- [WORK ITEM]:
The result should be every line in the data below that carries the string "Через".

============================================================

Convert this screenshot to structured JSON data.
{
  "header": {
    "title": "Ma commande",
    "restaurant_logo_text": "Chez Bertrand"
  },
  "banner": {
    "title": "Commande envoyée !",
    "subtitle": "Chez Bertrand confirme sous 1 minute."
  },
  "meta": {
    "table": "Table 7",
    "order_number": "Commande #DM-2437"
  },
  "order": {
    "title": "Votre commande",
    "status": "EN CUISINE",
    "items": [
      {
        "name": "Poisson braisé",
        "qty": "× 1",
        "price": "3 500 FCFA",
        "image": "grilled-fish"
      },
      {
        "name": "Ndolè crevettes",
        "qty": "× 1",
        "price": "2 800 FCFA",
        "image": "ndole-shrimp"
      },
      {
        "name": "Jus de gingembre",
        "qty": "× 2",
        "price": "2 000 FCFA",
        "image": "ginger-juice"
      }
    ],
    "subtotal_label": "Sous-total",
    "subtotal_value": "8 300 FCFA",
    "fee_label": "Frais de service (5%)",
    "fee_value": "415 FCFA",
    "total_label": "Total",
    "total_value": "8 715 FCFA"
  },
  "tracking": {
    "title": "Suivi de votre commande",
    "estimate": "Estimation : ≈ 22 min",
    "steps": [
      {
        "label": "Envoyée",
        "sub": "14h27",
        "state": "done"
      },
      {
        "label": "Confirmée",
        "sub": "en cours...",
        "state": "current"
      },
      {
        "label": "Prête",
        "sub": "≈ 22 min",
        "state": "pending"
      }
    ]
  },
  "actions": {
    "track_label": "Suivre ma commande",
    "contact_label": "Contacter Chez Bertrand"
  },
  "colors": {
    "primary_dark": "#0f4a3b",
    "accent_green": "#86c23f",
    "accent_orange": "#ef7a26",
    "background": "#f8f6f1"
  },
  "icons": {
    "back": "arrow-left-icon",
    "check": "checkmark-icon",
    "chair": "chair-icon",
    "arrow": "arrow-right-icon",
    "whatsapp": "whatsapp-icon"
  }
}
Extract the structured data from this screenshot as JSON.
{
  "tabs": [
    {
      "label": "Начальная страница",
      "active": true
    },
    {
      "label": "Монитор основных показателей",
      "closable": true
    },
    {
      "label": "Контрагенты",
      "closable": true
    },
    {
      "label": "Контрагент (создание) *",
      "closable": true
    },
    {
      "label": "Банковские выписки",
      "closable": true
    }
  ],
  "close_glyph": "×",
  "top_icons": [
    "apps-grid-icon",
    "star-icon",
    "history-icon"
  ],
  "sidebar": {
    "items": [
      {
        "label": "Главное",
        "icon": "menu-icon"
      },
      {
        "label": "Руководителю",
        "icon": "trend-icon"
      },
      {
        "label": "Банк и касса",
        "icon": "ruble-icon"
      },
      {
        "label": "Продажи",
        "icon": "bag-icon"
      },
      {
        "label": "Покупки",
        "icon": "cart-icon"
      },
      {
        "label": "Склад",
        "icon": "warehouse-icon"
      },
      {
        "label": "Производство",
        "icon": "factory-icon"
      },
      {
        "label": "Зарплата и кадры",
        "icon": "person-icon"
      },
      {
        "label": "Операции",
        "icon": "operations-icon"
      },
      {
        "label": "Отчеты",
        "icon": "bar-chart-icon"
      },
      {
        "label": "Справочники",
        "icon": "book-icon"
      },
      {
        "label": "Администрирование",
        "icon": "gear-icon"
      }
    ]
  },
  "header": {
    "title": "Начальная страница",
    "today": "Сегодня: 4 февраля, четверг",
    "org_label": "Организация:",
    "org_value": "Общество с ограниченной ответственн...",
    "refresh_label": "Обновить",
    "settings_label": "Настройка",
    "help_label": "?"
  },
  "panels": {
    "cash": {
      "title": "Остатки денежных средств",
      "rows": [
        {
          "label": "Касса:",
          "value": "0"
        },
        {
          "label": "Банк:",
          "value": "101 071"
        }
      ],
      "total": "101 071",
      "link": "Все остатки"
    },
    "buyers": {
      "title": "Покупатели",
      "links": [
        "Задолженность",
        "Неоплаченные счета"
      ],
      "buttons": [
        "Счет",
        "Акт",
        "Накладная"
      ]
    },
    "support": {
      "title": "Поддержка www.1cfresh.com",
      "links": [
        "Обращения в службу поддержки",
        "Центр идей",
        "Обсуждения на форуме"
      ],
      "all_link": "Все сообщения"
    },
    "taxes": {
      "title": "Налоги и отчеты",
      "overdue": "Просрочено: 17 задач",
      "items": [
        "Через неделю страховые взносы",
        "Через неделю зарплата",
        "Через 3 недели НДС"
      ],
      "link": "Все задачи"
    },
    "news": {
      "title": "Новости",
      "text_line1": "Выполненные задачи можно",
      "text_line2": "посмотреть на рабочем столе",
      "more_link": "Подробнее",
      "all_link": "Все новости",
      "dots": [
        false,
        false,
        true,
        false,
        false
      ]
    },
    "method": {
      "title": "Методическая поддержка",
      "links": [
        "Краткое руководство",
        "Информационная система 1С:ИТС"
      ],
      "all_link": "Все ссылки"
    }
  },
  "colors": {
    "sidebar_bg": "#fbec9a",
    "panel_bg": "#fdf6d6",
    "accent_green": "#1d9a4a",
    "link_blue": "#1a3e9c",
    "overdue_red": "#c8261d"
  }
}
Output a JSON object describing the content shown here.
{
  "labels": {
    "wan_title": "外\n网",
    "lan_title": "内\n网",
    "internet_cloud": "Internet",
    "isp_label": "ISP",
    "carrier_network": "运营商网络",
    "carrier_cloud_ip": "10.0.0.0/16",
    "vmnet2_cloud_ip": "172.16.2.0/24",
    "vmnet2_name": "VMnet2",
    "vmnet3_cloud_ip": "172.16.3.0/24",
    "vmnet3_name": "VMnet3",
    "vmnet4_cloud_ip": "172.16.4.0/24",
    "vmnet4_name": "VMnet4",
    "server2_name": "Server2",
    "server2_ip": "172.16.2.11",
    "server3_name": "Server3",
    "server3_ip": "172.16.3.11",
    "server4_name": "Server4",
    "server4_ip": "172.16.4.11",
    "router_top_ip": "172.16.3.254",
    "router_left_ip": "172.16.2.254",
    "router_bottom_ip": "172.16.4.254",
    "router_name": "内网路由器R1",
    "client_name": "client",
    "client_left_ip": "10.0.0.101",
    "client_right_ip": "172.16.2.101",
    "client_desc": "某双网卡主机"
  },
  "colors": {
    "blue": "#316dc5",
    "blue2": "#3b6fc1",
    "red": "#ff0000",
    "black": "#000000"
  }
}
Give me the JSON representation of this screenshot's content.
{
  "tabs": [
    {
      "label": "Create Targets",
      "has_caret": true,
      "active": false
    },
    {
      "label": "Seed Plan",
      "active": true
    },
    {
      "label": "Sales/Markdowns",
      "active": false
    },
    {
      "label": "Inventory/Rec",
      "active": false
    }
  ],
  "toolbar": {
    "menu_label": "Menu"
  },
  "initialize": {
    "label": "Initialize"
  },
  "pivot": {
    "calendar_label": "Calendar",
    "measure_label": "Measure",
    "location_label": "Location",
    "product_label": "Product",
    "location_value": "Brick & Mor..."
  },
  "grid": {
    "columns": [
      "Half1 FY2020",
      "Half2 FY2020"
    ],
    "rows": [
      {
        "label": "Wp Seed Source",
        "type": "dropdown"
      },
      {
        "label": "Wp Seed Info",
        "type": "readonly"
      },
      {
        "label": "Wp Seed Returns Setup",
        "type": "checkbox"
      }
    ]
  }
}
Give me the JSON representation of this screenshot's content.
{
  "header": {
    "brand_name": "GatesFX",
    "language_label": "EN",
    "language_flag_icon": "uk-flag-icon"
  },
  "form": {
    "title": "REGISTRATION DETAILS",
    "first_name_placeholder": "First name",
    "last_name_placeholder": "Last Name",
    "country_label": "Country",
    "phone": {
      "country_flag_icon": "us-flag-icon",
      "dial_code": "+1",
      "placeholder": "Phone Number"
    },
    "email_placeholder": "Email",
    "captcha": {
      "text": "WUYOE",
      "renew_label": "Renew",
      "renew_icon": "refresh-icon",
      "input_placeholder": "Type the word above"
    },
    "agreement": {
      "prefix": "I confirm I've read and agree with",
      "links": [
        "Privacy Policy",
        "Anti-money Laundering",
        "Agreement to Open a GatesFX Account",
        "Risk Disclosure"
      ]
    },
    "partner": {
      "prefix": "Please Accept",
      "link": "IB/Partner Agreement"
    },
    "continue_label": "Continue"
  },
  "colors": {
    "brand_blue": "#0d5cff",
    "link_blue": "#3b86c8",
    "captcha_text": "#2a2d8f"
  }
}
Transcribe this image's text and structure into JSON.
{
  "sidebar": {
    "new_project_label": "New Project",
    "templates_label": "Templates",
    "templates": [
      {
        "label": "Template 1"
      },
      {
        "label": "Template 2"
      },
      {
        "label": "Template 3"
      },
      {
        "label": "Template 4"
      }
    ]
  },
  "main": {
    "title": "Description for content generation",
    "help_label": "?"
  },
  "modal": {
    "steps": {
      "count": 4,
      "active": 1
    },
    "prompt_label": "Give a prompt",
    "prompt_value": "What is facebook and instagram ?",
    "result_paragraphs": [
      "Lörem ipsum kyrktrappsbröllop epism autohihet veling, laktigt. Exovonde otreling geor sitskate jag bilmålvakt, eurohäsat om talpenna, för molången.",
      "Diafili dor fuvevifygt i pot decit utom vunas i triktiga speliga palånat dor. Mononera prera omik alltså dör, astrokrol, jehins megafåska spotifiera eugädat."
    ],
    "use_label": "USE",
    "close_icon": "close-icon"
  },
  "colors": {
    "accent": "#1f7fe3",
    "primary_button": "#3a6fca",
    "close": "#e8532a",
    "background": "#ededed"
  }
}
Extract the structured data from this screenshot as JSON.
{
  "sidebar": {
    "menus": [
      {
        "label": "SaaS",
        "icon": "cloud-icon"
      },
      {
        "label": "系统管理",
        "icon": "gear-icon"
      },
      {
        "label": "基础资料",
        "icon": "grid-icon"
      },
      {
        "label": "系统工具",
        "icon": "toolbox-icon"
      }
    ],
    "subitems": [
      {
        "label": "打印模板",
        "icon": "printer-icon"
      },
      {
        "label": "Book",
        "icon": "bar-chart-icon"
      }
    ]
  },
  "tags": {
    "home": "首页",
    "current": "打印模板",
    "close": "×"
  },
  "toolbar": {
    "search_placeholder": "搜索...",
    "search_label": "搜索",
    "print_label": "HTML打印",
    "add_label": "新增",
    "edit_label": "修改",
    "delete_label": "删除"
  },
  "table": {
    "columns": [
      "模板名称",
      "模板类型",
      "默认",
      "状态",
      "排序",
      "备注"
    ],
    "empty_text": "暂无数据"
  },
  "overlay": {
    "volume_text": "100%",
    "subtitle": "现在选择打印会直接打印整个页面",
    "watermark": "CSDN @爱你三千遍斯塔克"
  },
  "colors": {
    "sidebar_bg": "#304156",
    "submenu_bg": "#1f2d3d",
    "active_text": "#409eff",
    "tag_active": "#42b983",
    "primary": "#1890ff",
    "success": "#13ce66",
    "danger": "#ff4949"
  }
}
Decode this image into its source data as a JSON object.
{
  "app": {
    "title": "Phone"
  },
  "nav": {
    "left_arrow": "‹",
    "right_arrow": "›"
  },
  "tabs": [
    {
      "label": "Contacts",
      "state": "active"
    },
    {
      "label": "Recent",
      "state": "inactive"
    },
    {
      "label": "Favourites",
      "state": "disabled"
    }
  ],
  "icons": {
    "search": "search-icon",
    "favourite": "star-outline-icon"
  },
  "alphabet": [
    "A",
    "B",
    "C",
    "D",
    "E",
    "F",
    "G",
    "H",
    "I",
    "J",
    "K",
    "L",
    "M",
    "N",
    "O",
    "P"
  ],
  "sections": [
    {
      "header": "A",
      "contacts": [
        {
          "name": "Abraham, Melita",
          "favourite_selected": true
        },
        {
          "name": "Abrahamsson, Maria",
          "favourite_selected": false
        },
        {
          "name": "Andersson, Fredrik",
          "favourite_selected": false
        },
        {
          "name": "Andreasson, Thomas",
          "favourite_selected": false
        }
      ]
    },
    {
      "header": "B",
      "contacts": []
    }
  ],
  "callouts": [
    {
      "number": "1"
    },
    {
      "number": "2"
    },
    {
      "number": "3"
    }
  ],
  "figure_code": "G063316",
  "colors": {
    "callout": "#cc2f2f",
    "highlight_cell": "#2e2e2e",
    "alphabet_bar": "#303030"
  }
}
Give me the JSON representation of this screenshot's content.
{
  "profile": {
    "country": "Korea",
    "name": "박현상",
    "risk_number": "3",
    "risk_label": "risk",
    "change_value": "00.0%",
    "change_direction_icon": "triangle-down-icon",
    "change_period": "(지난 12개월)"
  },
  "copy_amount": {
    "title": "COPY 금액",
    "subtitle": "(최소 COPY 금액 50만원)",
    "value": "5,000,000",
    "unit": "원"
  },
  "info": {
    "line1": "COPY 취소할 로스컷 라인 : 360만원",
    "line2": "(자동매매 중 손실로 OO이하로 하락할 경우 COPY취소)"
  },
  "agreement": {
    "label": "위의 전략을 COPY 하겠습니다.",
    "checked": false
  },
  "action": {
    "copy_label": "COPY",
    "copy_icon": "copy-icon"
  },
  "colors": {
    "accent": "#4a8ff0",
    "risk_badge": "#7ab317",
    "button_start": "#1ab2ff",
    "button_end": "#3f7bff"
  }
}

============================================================

- [WRITTEN SOLUTION]:
        "Через неделю страховые взносы",
        "Через неделю зарплата",
        "Через 3 недели НДС"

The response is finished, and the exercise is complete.